The Ptolemaic Books, Lost Mystery Literature of Chaldaean, Parthian, and Median Traditions
“That, moreover, the Anthrōpos-doctrine, to the spirit of which the whole commentary of our S. exegete is accommodated, was also fundamental with the adherents of the Trismegistic tradition, may be clearly seen from the interesting passage (which we give in the Fragments at the end of the third Volume) of Zosimus, a member of what Reitzenstein calls the Pœmandres Community, who flourished somewhere at the end of the third and beginning of the fourth century A.D. 1

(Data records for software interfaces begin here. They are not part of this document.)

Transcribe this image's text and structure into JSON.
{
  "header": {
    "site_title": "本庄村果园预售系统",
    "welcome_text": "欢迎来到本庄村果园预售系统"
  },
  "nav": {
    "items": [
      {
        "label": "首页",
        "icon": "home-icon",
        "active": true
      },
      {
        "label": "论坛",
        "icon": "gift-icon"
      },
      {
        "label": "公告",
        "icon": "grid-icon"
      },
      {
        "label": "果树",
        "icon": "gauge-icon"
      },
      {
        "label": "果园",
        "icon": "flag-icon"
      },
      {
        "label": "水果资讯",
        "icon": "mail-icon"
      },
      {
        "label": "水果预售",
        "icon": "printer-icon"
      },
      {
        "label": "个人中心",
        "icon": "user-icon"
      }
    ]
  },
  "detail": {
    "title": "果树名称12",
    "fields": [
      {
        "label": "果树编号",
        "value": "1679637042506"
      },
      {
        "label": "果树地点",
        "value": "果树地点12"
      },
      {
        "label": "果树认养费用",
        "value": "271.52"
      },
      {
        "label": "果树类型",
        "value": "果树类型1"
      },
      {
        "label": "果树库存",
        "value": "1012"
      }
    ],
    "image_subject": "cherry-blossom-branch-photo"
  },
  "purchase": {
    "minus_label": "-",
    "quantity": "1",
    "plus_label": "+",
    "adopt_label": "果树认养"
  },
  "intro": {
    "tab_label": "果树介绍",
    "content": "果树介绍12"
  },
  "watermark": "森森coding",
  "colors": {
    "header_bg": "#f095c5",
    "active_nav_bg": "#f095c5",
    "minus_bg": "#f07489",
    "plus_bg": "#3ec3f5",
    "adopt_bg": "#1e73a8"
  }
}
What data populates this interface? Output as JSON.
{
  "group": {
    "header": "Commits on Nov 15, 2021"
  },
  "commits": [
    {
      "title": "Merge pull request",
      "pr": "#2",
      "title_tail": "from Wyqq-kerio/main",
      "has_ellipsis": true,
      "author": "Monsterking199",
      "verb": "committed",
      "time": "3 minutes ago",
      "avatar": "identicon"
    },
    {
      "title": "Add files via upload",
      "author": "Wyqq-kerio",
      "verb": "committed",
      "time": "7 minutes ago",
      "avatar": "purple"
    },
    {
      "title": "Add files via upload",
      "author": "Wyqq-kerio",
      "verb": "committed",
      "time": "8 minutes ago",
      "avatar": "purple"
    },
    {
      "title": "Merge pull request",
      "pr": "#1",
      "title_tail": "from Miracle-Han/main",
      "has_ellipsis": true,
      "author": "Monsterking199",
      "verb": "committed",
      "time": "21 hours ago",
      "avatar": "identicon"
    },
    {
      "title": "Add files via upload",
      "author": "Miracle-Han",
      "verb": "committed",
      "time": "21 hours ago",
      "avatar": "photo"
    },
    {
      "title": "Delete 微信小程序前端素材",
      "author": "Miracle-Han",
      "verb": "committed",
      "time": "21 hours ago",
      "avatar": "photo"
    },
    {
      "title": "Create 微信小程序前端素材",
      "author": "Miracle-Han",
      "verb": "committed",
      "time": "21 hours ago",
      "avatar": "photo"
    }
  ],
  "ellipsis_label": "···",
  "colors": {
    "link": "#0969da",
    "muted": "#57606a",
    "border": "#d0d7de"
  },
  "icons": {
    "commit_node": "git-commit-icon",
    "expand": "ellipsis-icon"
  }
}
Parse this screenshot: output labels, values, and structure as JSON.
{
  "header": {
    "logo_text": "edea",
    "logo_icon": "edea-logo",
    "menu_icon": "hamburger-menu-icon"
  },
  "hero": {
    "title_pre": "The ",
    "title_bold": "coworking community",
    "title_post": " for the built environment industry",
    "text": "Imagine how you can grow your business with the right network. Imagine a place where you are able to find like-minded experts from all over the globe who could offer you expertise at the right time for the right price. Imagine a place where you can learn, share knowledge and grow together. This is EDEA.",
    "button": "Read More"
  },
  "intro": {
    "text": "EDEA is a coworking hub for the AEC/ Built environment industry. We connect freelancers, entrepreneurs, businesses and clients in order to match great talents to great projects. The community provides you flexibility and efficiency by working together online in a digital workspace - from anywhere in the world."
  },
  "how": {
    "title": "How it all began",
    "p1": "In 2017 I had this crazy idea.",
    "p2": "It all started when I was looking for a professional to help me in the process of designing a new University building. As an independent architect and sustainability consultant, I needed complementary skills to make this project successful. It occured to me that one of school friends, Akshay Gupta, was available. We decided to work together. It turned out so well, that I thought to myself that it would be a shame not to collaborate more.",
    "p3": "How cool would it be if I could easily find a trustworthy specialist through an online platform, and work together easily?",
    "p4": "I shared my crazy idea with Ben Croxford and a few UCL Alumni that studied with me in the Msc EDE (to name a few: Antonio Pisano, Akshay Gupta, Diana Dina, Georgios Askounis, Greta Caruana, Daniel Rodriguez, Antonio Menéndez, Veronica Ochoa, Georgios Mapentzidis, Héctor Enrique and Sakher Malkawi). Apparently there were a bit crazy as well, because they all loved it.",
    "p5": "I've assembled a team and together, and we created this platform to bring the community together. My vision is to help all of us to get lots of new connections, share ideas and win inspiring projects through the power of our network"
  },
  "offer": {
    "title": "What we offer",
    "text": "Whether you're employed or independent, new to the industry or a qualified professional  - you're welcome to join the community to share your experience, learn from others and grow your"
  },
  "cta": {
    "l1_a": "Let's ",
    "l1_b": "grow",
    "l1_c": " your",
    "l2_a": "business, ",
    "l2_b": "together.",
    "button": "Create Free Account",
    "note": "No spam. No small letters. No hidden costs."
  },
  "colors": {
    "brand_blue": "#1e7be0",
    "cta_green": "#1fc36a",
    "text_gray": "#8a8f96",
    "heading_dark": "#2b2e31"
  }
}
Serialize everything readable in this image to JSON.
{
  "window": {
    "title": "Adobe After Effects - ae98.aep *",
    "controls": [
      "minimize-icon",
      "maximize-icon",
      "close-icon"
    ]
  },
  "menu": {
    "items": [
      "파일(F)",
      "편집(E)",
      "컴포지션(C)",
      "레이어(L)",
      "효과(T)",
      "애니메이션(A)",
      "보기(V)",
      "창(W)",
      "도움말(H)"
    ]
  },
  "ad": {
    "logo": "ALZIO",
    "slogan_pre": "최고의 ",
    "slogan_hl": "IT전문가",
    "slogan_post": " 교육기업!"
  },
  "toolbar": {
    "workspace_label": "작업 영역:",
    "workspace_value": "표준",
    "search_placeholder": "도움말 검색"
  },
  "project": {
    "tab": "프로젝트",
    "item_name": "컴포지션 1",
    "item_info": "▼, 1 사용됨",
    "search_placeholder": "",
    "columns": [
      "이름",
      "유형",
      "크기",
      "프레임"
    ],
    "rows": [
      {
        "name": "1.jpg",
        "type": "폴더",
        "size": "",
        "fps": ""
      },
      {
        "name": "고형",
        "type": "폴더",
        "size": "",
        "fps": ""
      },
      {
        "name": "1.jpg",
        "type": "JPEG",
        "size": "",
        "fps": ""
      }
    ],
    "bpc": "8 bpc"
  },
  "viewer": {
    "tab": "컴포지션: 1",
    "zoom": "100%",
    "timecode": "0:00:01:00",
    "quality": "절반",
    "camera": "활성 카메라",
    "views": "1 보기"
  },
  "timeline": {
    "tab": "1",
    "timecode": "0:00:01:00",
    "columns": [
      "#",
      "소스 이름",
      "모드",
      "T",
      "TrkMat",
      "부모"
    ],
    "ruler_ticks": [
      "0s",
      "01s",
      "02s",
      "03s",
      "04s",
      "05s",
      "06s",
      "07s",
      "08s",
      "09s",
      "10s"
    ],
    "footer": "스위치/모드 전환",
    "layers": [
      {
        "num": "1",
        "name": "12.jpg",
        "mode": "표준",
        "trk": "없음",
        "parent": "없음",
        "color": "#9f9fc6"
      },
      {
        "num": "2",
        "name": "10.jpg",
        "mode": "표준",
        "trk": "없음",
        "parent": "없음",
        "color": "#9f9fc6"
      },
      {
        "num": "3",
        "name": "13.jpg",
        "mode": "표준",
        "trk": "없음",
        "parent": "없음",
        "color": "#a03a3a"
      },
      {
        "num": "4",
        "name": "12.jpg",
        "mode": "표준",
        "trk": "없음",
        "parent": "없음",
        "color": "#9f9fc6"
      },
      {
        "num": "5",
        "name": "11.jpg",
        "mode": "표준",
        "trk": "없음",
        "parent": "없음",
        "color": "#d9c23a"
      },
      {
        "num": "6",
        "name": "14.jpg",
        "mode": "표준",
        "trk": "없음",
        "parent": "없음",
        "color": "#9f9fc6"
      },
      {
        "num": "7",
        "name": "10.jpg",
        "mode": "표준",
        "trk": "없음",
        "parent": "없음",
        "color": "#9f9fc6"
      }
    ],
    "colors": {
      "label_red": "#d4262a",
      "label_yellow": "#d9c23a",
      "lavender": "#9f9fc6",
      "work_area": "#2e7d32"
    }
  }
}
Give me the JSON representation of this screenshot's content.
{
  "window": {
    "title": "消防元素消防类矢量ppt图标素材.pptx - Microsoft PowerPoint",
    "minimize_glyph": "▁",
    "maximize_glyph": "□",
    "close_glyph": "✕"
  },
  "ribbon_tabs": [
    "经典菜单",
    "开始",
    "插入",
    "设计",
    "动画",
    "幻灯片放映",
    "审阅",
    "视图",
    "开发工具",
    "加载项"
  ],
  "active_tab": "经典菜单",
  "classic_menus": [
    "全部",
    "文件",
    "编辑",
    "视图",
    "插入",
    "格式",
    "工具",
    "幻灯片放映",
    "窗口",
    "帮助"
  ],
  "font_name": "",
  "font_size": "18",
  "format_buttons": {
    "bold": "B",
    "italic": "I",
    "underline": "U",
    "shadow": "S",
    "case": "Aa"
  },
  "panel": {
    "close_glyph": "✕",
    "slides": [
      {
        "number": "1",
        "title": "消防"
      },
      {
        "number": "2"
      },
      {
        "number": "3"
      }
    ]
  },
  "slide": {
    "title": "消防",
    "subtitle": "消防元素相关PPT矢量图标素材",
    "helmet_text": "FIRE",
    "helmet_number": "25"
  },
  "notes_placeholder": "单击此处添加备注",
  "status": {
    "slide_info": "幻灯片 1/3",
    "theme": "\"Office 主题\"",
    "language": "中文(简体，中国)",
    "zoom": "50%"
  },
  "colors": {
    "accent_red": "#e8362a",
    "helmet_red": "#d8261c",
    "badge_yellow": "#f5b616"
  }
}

The sources of Zosimus for the Anthrōpos-doctrine, he tells us, are, in addition to the Books of Hermes, certain translations into Greek and Egyptian of books containing traditions (mystery-traditions, presumably) of the Chaldæans, Parthians, Medes, and Hebrews on the subject. This statement is of the very first importance for the history of Gnosticism as well as for appreciating certain elements in Trismegisticism. Though the indication of this literature is vague, it nevertheless mentions four factors as involved in the Hebrew tradition; the Gnostic Hebrews, as we should expect, were handing on elements from Chaldæan, Parthian, and Median traditions. Translations of these books were to be found scattered throughout Egypt, and especially in the great library at Alexandria.
There is, in my opinion, no necessity precisely, with Reitzenstein (p. 106, n. 6), to designate these books the “Ptolemaic Books,” and so to associate them with a notice found in the apocryphal “Eighth Book of Moses,” where, together with that of the Archangelic Book of Moses, there is mention of the Fifth Book of the “Ptolemaic Books,” described as a book of multifarious wisdom under the title “One and All,” and containing the account of the “Genesis of Fire and Darkness.” 1
Another source of Zosimus was the Pinax of Bitos or Bitys, of whom we shall treat in considering the information of Jamblichus.
From all of these indications we are assured that there was already in the first centuries B.C. a well-developed Hellenistic doctrine of the descent of man from the Man Above, and of his return to that heavenly state by his mastery of the powers of the cosmos.”
G.R.S. Mead, Thrice-Greatest Hermes, Vol. 1, 1906, pp. 196.
From Hippolytus, Philosophumena; or, Refutation of All Heresies.